The conference featured peer-reviewed presentations from leading scientists on a wide range of topics such as mitigating greenhouse gas emissions, the Canadian Arctic, extreme events and disaster management, and net-zero energy buildings. "This was the first time the conference was held in Quebec. We want to get engineers and engineering students talking about climate change, and to learn more about the opportunities for them to contribute practical solutions and have an impact in many different ways," says Paraschivoiu.
A global view on climate change and economic issues was covered by keynote speaker Donald Johnston, who was a cabinet minister in the Canadian government and secretary-general of the Organization for Economic Co-operation and Development (OECD), where he created the OECD Ministerial Round Table on Sustainable Development. Other notable speakers included Norwegian Ambassador to Canada, Mona Elisabeth Brother, and a roster of international and Canadian experts in the Food and Population, Water and Energy plenary sessions.
Diane Bastien, a doctoral student in building engineering with a specialization in solar energy, helped to review the papers submitted and organized three sessions for the Net-Zero Energy Buildings and Communities track at the conference.
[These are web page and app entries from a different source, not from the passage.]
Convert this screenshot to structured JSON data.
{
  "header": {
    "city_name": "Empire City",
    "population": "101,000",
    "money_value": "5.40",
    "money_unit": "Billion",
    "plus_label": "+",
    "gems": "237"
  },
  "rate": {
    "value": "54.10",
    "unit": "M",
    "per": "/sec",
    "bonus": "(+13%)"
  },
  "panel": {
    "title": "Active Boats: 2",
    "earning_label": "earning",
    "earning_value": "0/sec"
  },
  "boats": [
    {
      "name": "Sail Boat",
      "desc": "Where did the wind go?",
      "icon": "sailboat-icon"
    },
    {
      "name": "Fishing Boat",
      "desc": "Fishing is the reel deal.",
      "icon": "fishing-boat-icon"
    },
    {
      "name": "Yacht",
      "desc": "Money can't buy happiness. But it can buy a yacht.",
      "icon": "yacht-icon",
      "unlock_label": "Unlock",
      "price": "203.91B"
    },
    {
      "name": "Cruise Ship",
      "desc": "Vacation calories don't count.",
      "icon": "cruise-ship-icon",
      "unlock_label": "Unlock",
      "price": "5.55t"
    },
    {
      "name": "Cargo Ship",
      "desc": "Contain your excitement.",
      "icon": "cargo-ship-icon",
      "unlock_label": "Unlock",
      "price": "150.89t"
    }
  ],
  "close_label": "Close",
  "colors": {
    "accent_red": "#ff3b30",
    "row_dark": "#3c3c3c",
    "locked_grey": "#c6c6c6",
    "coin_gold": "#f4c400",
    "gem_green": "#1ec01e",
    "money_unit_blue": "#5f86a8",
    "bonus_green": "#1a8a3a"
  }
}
Bastien presented a research paper on the potential net energy benefits that can result from attaching optimally designed solariums or rooftop greenhouses to large commercial and institutional buildings and houses in Quebec.
"I developed a model to design rooftop greenhouses attached to buildings so they become net energy producers rather than energy sinks. By careful design and using high quality materials, it's possible to retrofit existing buildings with greenhouses to generate surplus heat and grow vegetables while offering additional floor area," says Bastien.
The award-winning student also found that covering one per cent of commercial and institutional buildings in Quebec with rooftop greenhouses could provide enough vegetables to feed 300,000 people without increasing the province's total energy consumption. Bastien used building simulation software to model the net energy impacts of different designs. This summer she plans to build a small solarium and run experiments to assess the energy impacts in Concordia's spectacular new Solar Simulator-Environmental Chamber lab, a facility that will be showcased to conference participants.
Graduate students from Paraschivoiu's lab presented papers on hydrogen storage system safety and vertical axis small wind turbines to produce energy on small farmsand in cities. While some concepts presented at the conference -- like Bastien's rooftop greenhouse -- are applicable today, others will take more time to be realized. "Our lab generally works on medium-term solutions, not short-term or long-term. We do research for technologies that will happen in the next 5 or 20 years, not 200 years," says Paraschivoiu.
A modified version of this article appears in the Spring/Summer edition of Concordia Engineering News, the newsletter for the Faculty of Engineering and Computer Science.